(Website and app data records)
BEGIN

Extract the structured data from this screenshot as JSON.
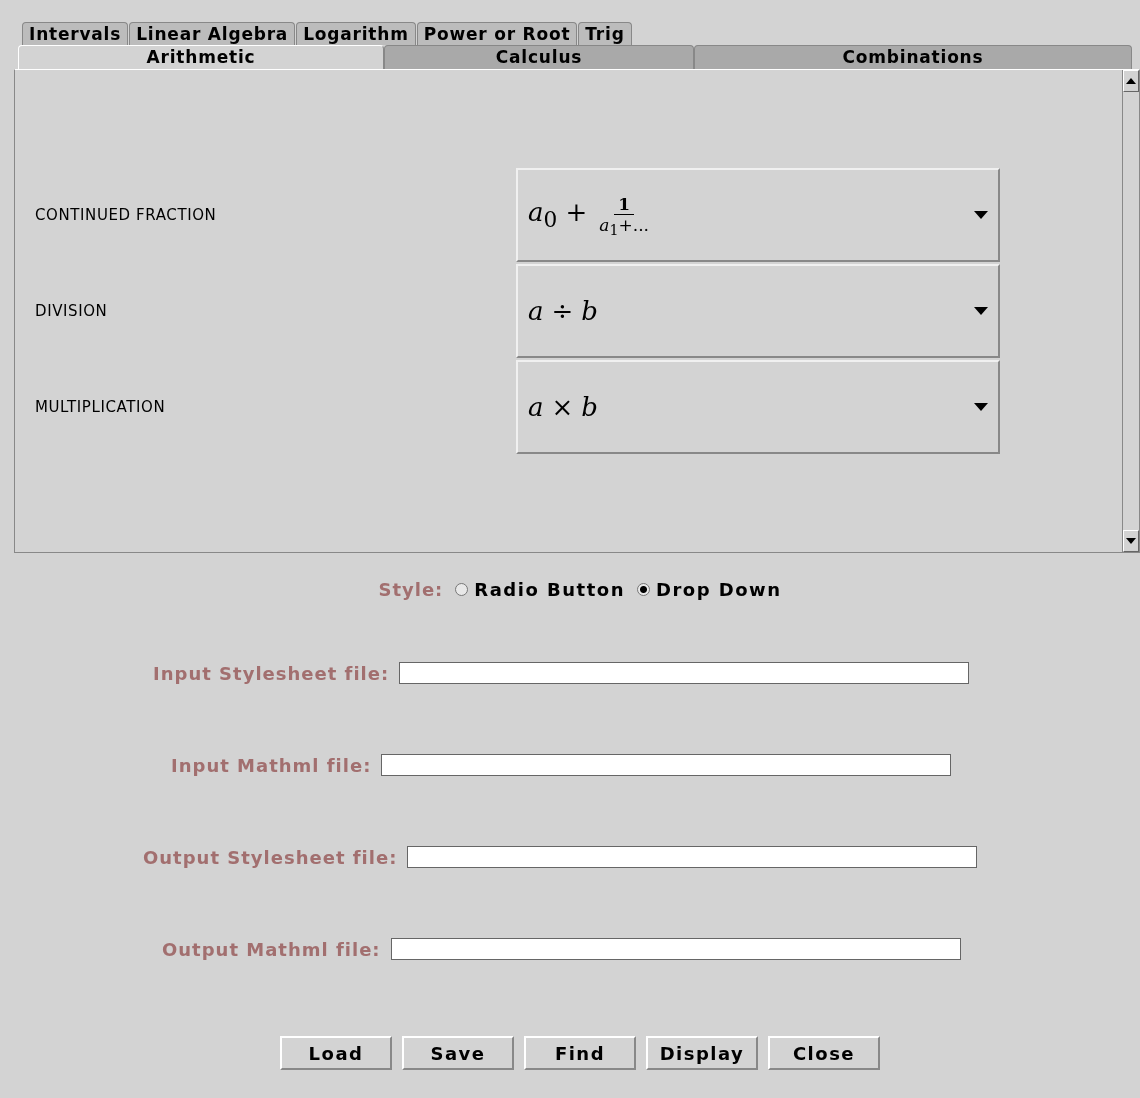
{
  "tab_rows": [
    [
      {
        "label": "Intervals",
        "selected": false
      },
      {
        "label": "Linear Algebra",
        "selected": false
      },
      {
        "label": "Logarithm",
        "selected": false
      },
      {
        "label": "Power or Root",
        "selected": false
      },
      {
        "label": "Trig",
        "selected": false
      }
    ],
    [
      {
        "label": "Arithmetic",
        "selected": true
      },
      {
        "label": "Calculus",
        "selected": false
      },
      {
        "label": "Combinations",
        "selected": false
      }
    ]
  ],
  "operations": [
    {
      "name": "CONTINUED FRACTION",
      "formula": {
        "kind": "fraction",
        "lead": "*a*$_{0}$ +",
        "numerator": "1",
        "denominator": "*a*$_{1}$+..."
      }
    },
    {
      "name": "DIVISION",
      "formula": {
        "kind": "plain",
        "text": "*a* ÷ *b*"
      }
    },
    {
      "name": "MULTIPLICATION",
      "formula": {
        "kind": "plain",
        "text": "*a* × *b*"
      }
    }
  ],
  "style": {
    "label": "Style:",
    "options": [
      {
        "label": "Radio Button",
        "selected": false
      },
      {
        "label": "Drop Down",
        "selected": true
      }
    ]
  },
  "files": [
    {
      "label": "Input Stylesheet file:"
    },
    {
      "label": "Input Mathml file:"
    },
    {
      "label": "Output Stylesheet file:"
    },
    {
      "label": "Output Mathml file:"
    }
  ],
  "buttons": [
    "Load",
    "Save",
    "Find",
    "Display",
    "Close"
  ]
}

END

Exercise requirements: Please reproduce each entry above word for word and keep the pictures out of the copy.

Exercise output:
Extract the structured data from this screenshot as JSON.
{
  "tab_rows": [
    [
      {
        "label": "Intervals",
        "selected": false
      },
      {
        "label": "Linear Algebra",
        "selected": false
      },
      {
        "label": "Logarithm",
        "selected": false
      },
      {
        "label": "Power or Root",
        "selected": false
      },
      {
        "label": "Trig",
        "selected": false
      }
    ],
    [
      {
        "label": "Arithmetic",
        "selected": true
      },
      {
        "label": "Calculus",
        "selected": false
      },
      {
        "label": "Combinations",
        "selected": false
      }
    ]
  ],
  "operations": [
    {
      "name": "CONTINUED FRACTION",
      "formula": {
        "kind": "fraction",
        "lead": "*a*$_{0}$ +",
        "numerator": "1",
        "denominator": "*a*$_{1}$+..."
      }
    },
    {
      "name": "DIVISION",
      "formula": {
        "kind": "plain",
        "text": "*a* ÷ *b*"
      }
    },
    {
      "name": "MULTIPLICATION",
      "formula": {
        "kind": "plain",
        "text": "*a* × *b*"
      }
    }
  ],
  "style": {
    "label": "Style:",
    "options": [
      {
        "label": "Radio Button",
        "selected": false
      },
      {
        "label": "Drop Down",
        "selected": true
      }
    ]
  },
  "files": [
    {
      "label": "Input Stylesheet file:"
    },
    {
      "label": "Input Mathml file:"
    },
    {
      "label": "Output Stylesheet file:"
    },
    {
      "label": "Output Mathml file:"
    }
  ],
  "buttons": [
    "Load",
    "Save",
    "Find",
    "Display",
    "Close"
  ]
}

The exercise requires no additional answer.